The other big difference in the two dumplings recipes is that Tyler uses eggs, the Neelys don't. I admit I am a bit confused about the place of eggs in dumplings. It seems intuitive to me that an egg would help bind everything together and make them lighter and fluffier, but plenty of recipes don’t include an egg in the dumpling batter.
Joy of Cooking's dumpling recipe has eggs, so does James Beard’s in his American Cooking, so I guess mine will too.
Note: I found 2 great pieces of advice from Joy of Cooking and James, unfortunately, only AFTER I had made mine:
From J of C – To get the dumpling batter off the spoon easily, dip your spoon first in the stock or stew and then in the dumpling mixture.

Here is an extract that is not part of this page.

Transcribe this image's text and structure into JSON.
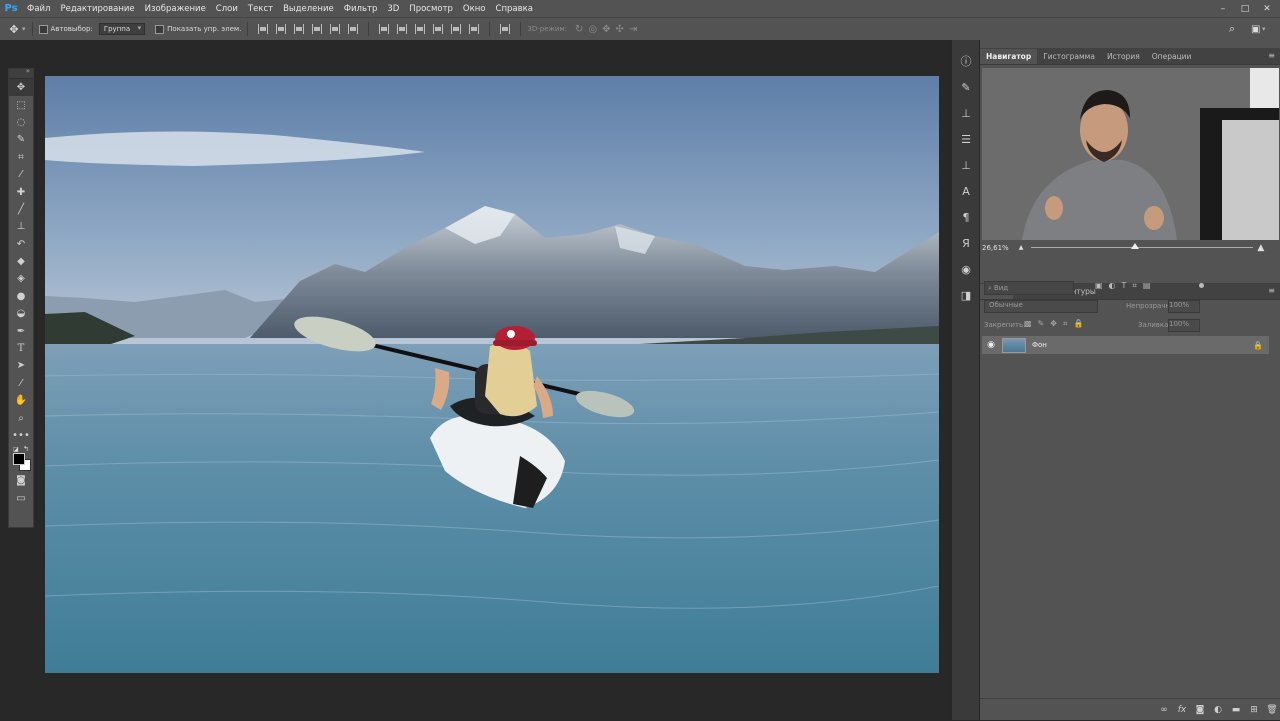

Do this with each dumpling and your spoon won’t get all gunked up.
From JB – separate the eggs for a lighter dumpling. Beat the yolks into whatever liquid you’re using and mix the batter as usual. Then fold in the beaten whites. Cook as usual.
Just for fun I took a look at the FN website to see what other versions of Chicken and Dumplings they had.
This one was a blast, unless you think of it as a REAL recipe. I guess I should have known that Aunt Sandy's version would feature a store-bought cooked chicken, PRE-CUT carrot and celery sticks, a roll of buttermilk biscuit dough AND a can of gravy.
Seriously, really and truly...no joke, her show should be banned by the food police. Even scarier are the mostly very positive reviews that were given to this recipe.
Listen, it's a free country, but we don't legalize heroin, so why should we allow canned gravy and biscuit dough to be a substitute for dinner?!!
AND if you look at Sandra Lee, YOU KNOW she's not eating her own food...well, the cocktails, maybe, but not the food. Even the Neelys look like health food aficionados next to her.